* Finally, Nintendo and Mario should be thanked for helping teach folks (like me) how to spell the word odyssey for the past year.  It has helped tremendously in writing things like this post.

Overall, Assassin’s Creed Odyssey makes a tremendous first impression, and immediately thrusts you into a world worth exploring, with the feel of launching an epic adventure.  I can’t wait to see and do more, and will be very much looking forward to seeing all it has to offer.

TGIF: May 12, 2017 – Mortality and Analytical Release in the Sublime “What Remains of Edith Finch?”

Despite what you may have heard, lawyers are, in fact, human beings with interests and hobbies all their own. They are not, I repeat not, robots sent from the future solely for the purpose of billing hours, drafting documents, and negotiating terms.  Not all of them anyway.  

In TGIF, I touch on some of my own interests primarily through the lens of the “Rules of the Game”, focusing on the rules and incentives that affect many aspects of our daily lives. I may even crack a joke or two. Hard to say.

TGIF will be published regularly on (surprisingly enough) Friday mornings. For more information, check out www.hoeglaw.com or drop Rick a line at rhoeg@hoeglaw.com.

***

Believe it or not, “TGIF” did not start its life solely devoted to reviewing every dotted ‘i’ and crossed ‘t’ in the multinational airlines’ bag of tricks.  No, my intent with the series was to show that lawyers have interests both varied and wide…which of course means that I enjoy reviewing statutes, regulations, and contract terms of my own volition.  Of course.  Perhaps I doth protest too much.

But today, I turn to thoughts on one of my other loves, the oft-ridiculed “video game”. Though the term “game” seems too dismissive for the interactive experience I’d like to discuss today: Giant Sparrow’s What Remains of Edith Finch (Edith Finch from here on out).

But first, a story.

Continue reading “TGIF: May 12, 2017 – Mortality and Analytical Release in the Sublime “What Remains of Edith Finch?””

TGIF: March 24, 2017 – Abiding Andromeda in Ancient Japan

Despite what you may have heard, lawyers are, in fact, human beings with interests and hobbies all their own. They are not, I repeat not, robots sent from the future solely for the purpose of billing hours, drafting documents, and negotiating terms.  Not all of them anyway.  

In TGIF, I touch on some of my own interests primarily through the lens of the “Rules of the Game”, focusing on the rules and incentives that ultimately affect all of us in pursuing our life’s endeavors.

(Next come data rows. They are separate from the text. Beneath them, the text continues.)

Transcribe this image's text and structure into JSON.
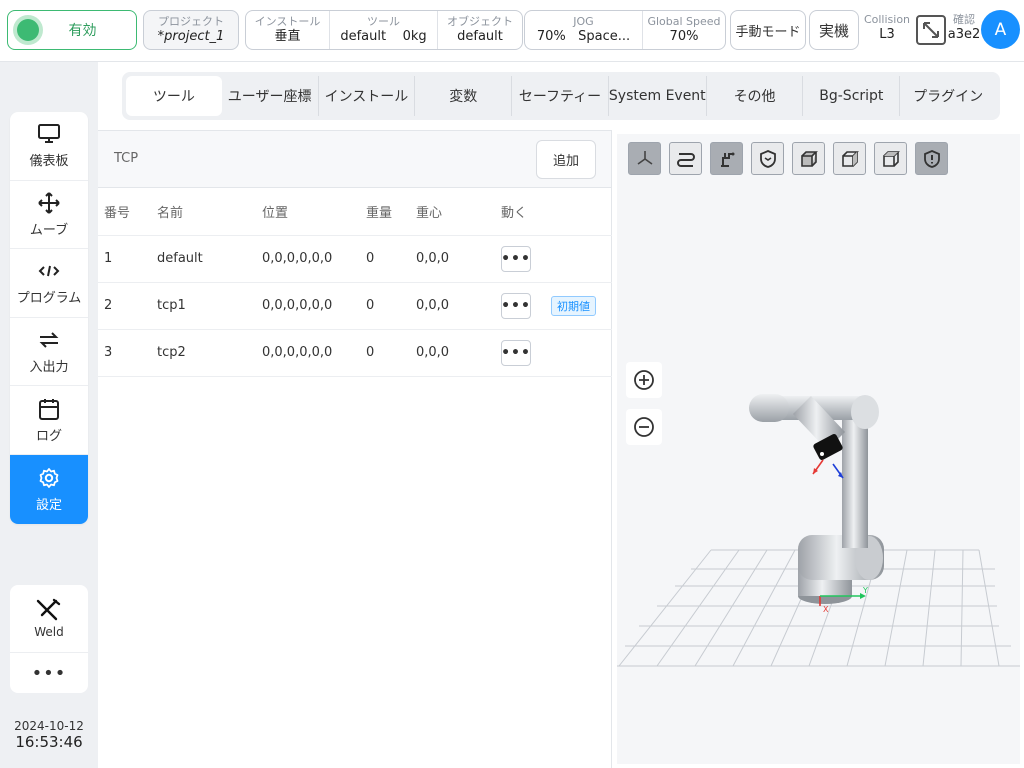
{
  "topbar": {
    "enable_label": "有効",
    "project": {
      "label": "プロジェクト",
      "value": "*project_1"
    },
    "install": {
      "label": "インストール",
      "value": "垂直"
    },
    "tool": {
      "label": "ツール",
      "value": "default",
      "weight": "0kg"
    },
    "object": {
      "label": "オブジェクト",
      "value": "default"
    },
    "jog": {
      "label": "JOG",
      "value": "70%",
      "frame": "Space..."
    },
    "global_speed": {
      "label": "Global Speed",
      "value": "70%"
    },
    "manual_mode": "手動モード",
    "real_machine": "実機",
    "collision": {
      "label": "Collision",
      "value": "L3"
    },
    "confirm": {
      "label": "確認",
      "value": "a3e2"
    },
    "avatar": "A"
  },
  "sidebar": {
    "items": [
      {
        "label": "儀表板",
        "icon": "monitor-icon"
      },
      {
        "label": "ムーブ",
        "icon": "move-icon"
      },
      {
        "label": "プログラム",
        "icon": "code-icon"
      },
      {
        "label": "入出力",
        "icon": "swap-icon"
      },
      {
        "label": "ログ",
        "icon": "calendar-icon"
      },
      {
        "label": "設定",
        "icon": "gear-icon"
      }
    ],
    "weld_label": "Weld",
    "more_label": "•••"
  },
  "clock": {
    "date": "2024-10-12",
    "time": "16:53:46"
  },
  "tabs": [
    "ツール",
    "ユーザー座標",
    "インストール",
    "変数",
    "セーフティー",
    "System Event",
    "その他",
    "Bg-Script",
    "プラグイン"
  ],
  "tcp_panel": {
    "title": "TCP",
    "add_label": "追加",
    "columns": [
      "番号",
      "名前",
      "位置",
      "重量",
      "重心",
      "動く"
    ],
    "rows": [
      {
        "no": "1",
        "name": "default",
        "position": "0,0,0,0,0,0",
        "weight": "0",
        "cog": "0,0,0",
        "badge": ""
      },
      {
        "no": "2",
        "name": "tcp1",
        "position": "0,0,0,0,0,0",
        "weight": "0",
        "cog": "0,0,0",
        "badge": "初期値"
      },
      {
        "no": "3",
        "name": "tcp2",
        "position": "0,0,0,0,0,0",
        "weight": "0",
        "cog": "0,0,0",
        "badge": ""
      }
    ],
    "row_action_label": "•••"
  },
  "viewer": {
    "x_axis_label": "X",
    "y_axis_label": "Y",
    "colors": {
      "accent": "#1890ff",
      "enabled": "#3dba73",
      "x_axis": "#e53935",
      "y_axis": "#22c55e",
      "z_axis": "#1e3fd8"
    }
  }
}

I may even crack a joke or two.  Hard to say.

TGIF will be published regularly on (surprisingly enough) Friday mornings. For more information, check out www.hoeglaw.com or drop Rick a line at rhoeg@hoeglaw.com.

***

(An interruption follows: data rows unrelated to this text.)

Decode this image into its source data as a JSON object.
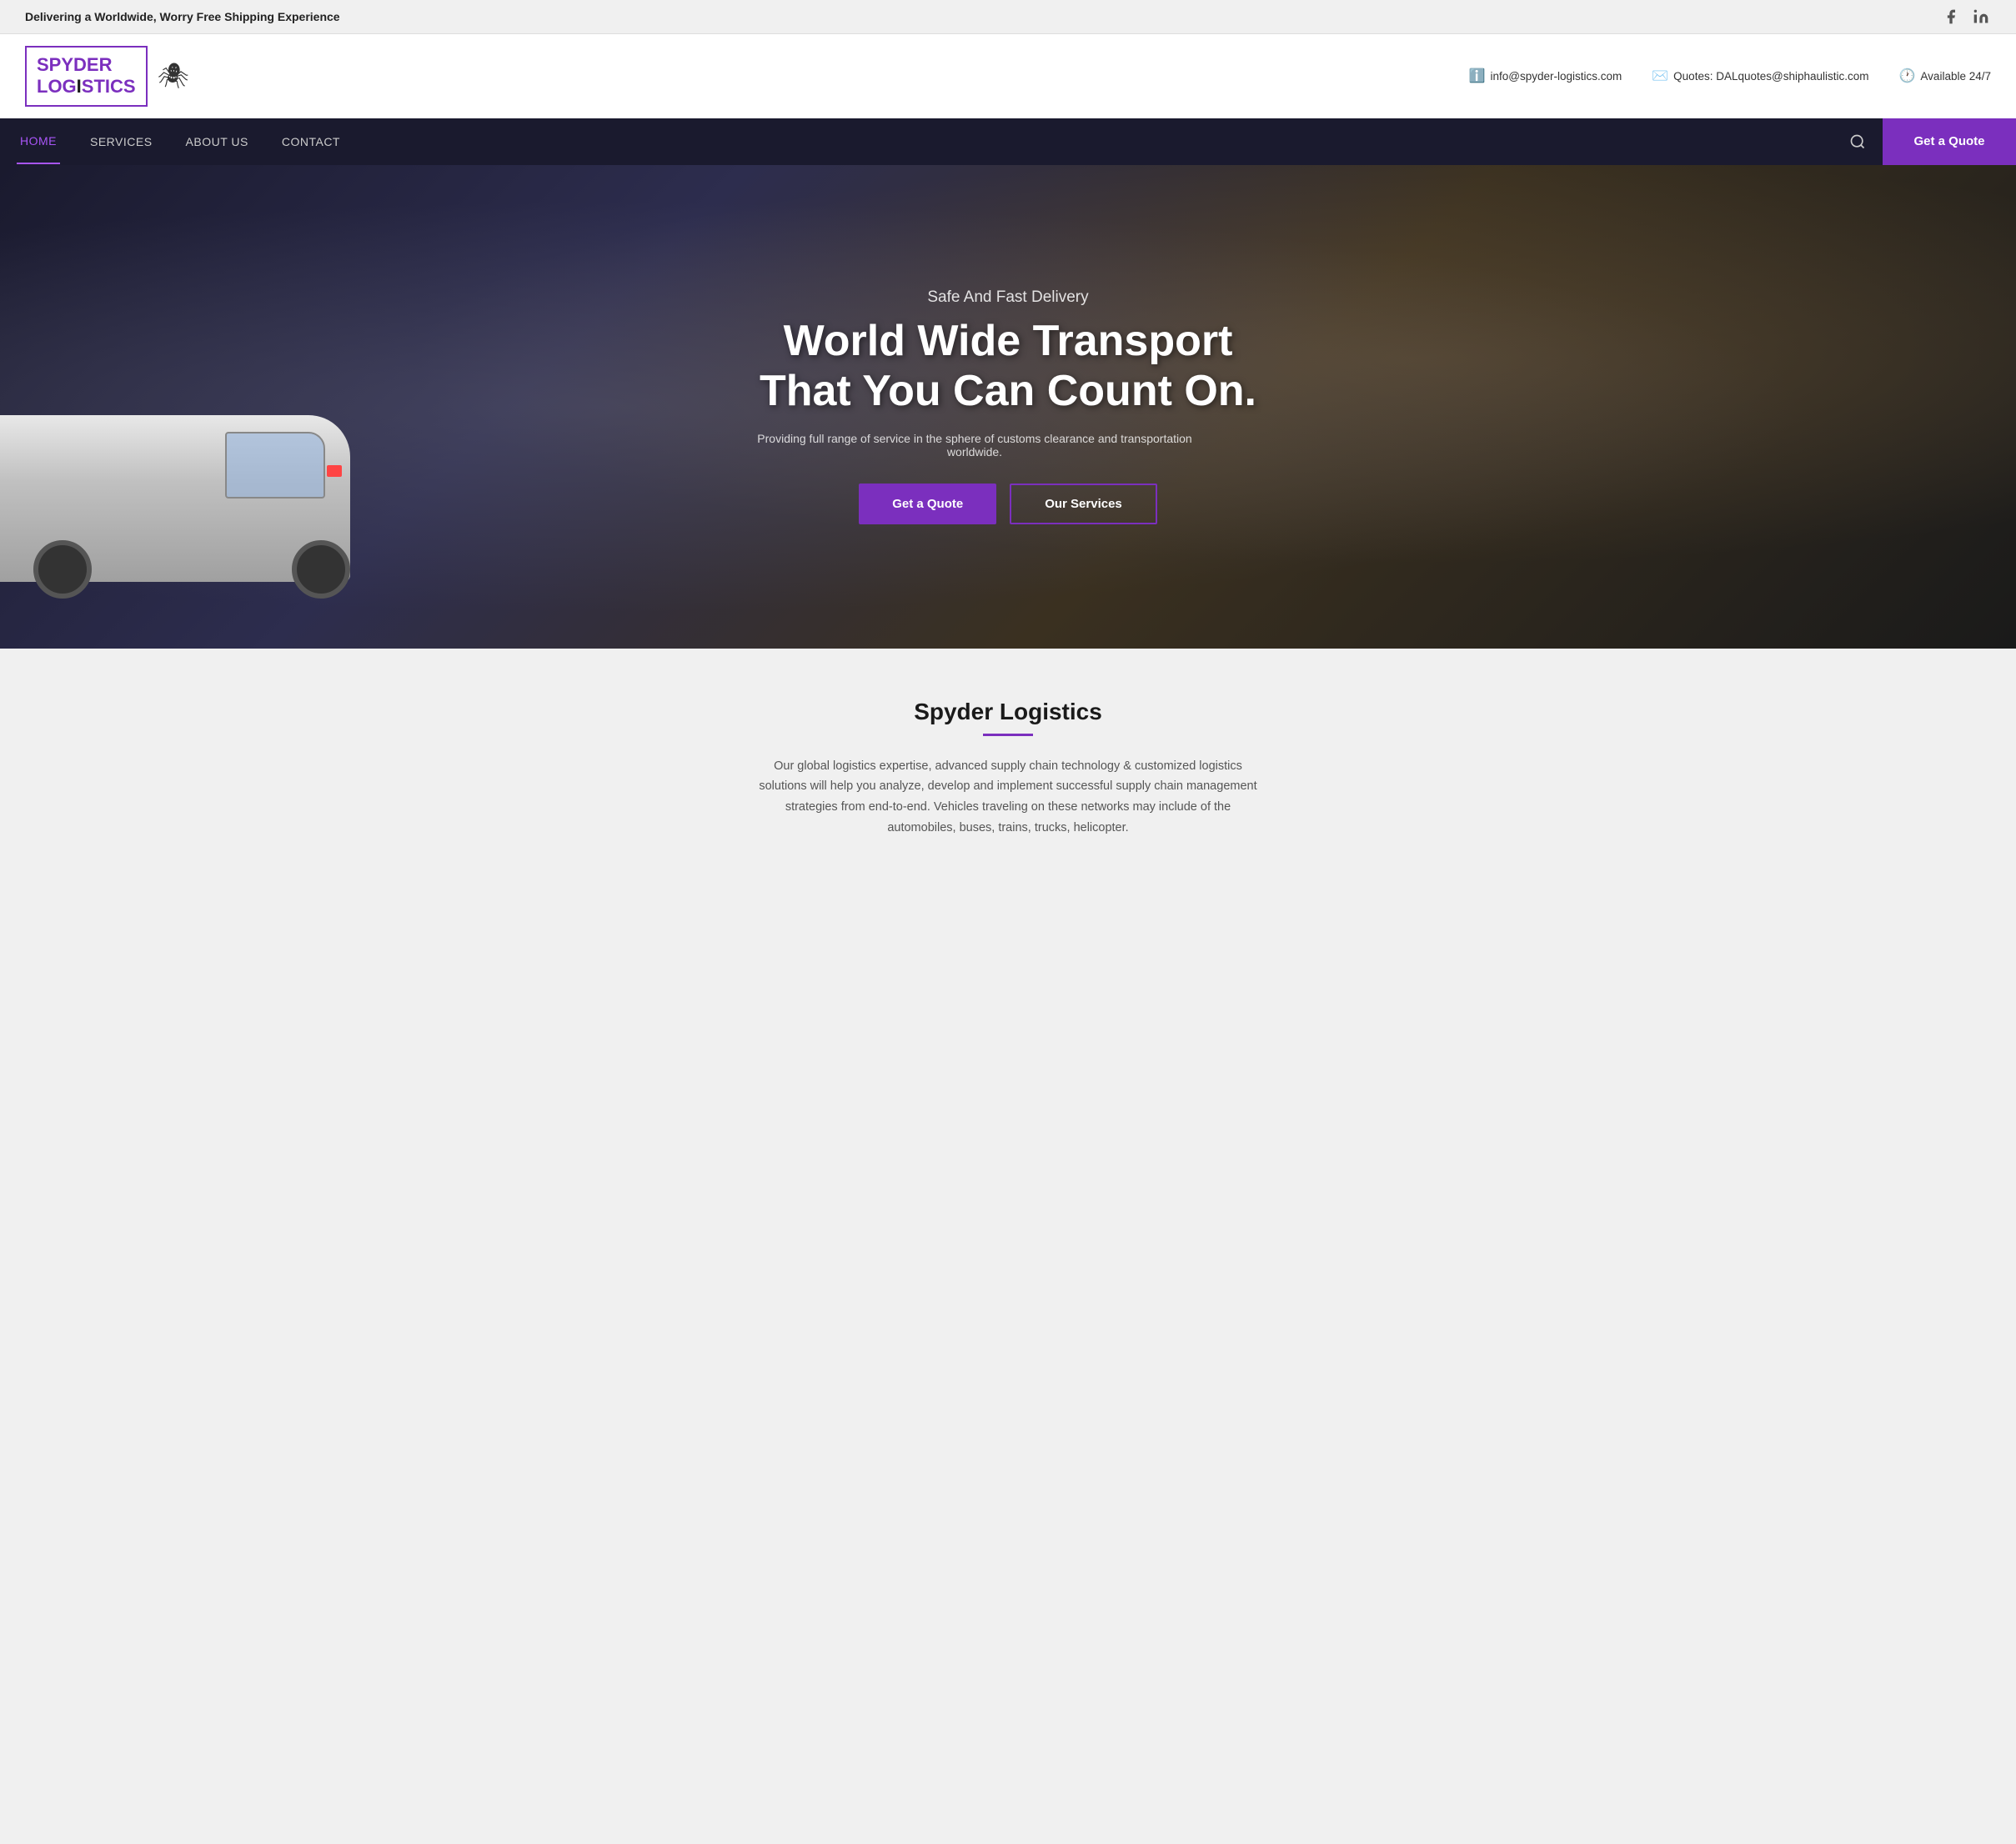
{
  "topBanner": {
    "text": "Delivering a Worldwide, Worry Free Shipping Experience",
    "social": [
      {
        "name": "facebook",
        "symbol": "f"
      },
      {
        "name": "linkedin",
        "symbol": "in"
      }
    ]
  },
  "header": {
    "logoLine1": "SPYDER",
    "logoLine2": "LOG STICS",
    "contacts": [
      {
        "type": "info",
        "icon": "ℹ",
        "text": "info@spyder-logistics.com"
      },
      {
        "type": "email",
        "icon": "✉",
        "text": "Quotes: DALquotes@shiphaulistic.com"
      },
      {
        "type": "clock",
        "icon": "🕐",
        "text": "Available 24/7"
      }
    ]
  },
  "nav": {
    "items": [
      {
        "label": "HOME",
        "active": true
      },
      {
        "label": "SERVICES",
        "active": false
      },
      {
        "label": "ABOUT US",
        "active": false
      },
      {
        "label": "CONTACT",
        "active": false
      }
    ],
    "quoteLabel": "Get a Quote"
  },
  "hero": {
    "subtitle": "Safe And Fast Delivery",
    "title": "World Wide Transport That You Can Count On.",
    "description": "Providing full range of service in the sphere of customs clearance and transportation worldwide.",
    "btn_quote": "Get a Quote",
    "btn_services": "Our Services"
  },
  "about": {
    "title": "Spyder Logistics",
    "text": "Our global logistics expertise, advanced supply chain technology & customized logistics solutions will help you analyze, develop and implement successful supply chain management strategies from end-to-end. Vehicles traveling on these networks may include of the automobiles, buses, trains, trucks, helicopter."
  }
}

Mass Effect Andromeda – Optimism in a Sea of Cynicism

This week sees the launch of the latest in one of the most well thought of western video game role-playing series: Mass Effect.  In previous games, your character (called Shepard, or “The Shepherd” when series creator Bioware really wanted to step up the haughtiness) helped fight off the existential threat of giant mechanical squid things from beyond called “The Reapers”.  Ah, video games.  The third and final game of the original trilogy in particular, really delved into the “end of all things” of it all ( I mean, just listen to this.)

Rightfully thinking that after two sequels, “galaxy-wide apocalypse” could not easily be topped, the newest game in the series, “Mass Effect Andromeda“, takes a different approach.

Continue reading “TGIF: March 24, 2017 – Abiding Andromeda in Ancient Japan”